KDE4 Patch to allow testing/execution of uninstalled kparts/XMLGUI applications
Friedrich W. H. Kossebau
Friedrich.W.H at kossebau.de
Wed Aug 10 12:50:48 BST 2005
Am Mittwoch, 10. August 2005 11:54, schrieb David Faure:
> On Tuesday 09 August 2005 12:36, Friedrich W. H. Kossebau wrote:
> > Am Dienstag, 9. August 2005 03:58, schrieb David Faure:
> > > On Tuesday 09 August 2005 03:30, Adam Treat wrote:
> > > > I understood it to mean a new command line argument that would
> > > > specify the .krcdirs filename. This way, if the flag isn't present,
> > > > everything takes place as normal. I can't really see where this is a
> > > > big security improvement, but I could take this approach instead,
> > > > rather than use the current working directory...
> > > >
> > > > It wouldn't mean anything other than the app would have to be
> > > > executed with the a '--resources' command line parameter in order to
> > > > run locally... Does this sound better to you, David? Or do you
> > > > think we should just go with the CWD?
> > >
> > > I see so many people run "./kmyapp" and it fails (no menus, no icons
> > > etc.), I think we should make it work out of the box.
> > If they are able to put a "./" before the app they are also able to put a
> > parameter behind.
> I think I didn't make my point clear, then ;)
> Download the source tarball for any non-kde application, compile, then
> run the binary without installing it. For most non graphical programs it's
> as easy as "./foobar". That's the way to do it - the standard unix way that
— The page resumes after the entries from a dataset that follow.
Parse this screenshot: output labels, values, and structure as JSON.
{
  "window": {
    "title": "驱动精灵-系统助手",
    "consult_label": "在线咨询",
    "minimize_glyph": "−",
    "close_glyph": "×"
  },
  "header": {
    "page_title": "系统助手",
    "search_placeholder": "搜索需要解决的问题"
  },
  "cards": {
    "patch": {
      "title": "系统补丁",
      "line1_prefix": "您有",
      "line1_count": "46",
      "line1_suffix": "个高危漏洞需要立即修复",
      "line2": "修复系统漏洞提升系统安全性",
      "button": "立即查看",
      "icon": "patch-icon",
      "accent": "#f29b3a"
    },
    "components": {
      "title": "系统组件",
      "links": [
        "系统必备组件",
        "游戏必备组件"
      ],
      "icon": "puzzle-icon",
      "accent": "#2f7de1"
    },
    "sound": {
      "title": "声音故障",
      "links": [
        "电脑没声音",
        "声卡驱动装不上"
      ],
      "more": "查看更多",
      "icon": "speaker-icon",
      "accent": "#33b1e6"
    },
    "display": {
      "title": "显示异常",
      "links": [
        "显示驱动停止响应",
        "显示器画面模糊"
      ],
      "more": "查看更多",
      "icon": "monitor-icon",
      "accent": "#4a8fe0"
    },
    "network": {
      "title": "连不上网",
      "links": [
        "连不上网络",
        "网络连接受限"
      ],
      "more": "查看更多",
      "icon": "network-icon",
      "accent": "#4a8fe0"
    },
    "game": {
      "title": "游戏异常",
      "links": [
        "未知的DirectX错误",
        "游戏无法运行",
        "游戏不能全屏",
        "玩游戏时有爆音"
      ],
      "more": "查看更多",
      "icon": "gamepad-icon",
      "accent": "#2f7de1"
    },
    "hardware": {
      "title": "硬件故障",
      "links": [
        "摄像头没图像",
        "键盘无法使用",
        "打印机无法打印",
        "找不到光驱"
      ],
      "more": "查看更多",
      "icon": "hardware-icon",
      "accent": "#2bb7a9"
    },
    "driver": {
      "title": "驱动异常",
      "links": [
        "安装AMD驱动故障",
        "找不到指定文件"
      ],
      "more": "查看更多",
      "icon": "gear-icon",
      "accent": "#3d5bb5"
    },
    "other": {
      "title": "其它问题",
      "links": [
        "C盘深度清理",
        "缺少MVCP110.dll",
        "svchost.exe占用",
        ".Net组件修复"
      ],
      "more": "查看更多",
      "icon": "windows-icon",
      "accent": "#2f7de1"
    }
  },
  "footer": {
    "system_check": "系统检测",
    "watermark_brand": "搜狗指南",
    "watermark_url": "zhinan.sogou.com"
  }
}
> everybody knows.
Well, you make the restrictions to such a pattern yourself: only non graphical
programs, and then only most of those. ;) And then those programs also work
if called from some other than their directory. Simply due to having no
> If for a kde app it's more complicated than that, then it defeats the
> purpose IMHO.
Which purpose? Of quickly compile an app and try it?
Better solution: Integrate support for packet management in "make install"
instead of throwing files all over the place. With easy support for user
local installations. That should be the linux way ;)
> Given that we have a solution for making it that easy, we
> should make it that easy. Why require people to set env vars, or pass
> additional command-line options, when the standard way can be made to work,
> simply by shipping a file together with the sources?
Because it has a security flaw? This solution enables far more usage patterns
than the usage patterns it was invented for. And there are some, as
described, that we should not lightheartedly accept IMHO.
What is to be achieved: Tell installed and uninstalled apps about uninstalled
Nice to have: The app should automatically take up a description of the
uninstalled resources in the cwd. Makes sense for uninstalled apps, doesn't
for installed. Still with me?
Uninstalled apps are in a relation to their uninstalled resources known at
compile time. So perhaps they could be compiled in? But after an installation
this does not make sense anymore. Idea dropped.
Installed apps have to be called explicitly to use some freshly created
resources. For this IMO it makes even sense to make the process of using
uninstalled resources visible, using "kapp --resource wiredplugin.krcdirs".
... seems I miss an alternative solution that fits the needs right now. Sadly
existing and running code is quite hard to beat. ;) But I really fear the
proposed solution in its current style will backfire sometime. :(
> > Another idea: Check if the arg0 has "./" before and then
> > take this as the security parameter perhaps?
> Might work (except for people who put "." in their $PATH and don't have
> another version of the app installed....)
Sigh ;) Do people really do this?
> > [...]
> > Oh. In which way?
> Not sure if that questions was about libtool libraries or about installing
> modified version of libraries to make an executable behave differently?
> The latter seems obvious to me (if it's about a build directory, which
> isn't root-owned), and the former is simply "./myexe will use the local
> libs like .libs/libfoo.so, to make it possible to run the app without
> installing it". Oh, and it does that without you having to pass special
> command-line arguments ;)
I know close to nothing about libtool and cannot make too much out of your
comment, excuse me. Is libtool only used by KDE apps or all? And does this
really mean that libtool enables to circumvent the cwd protection? So one
could fool an admin by one's personal glibc version? Or what is the scope of
Perhaps we can at least limit the read .krcdirs to those owned by the same
user? That should at least limit the admin attack (well, the one against the
-------------- next part --------------
A non-text attachment was scrubbed...
Name: not available
Size: 189 bytes
Desc: not available
More information about the kde-core-devel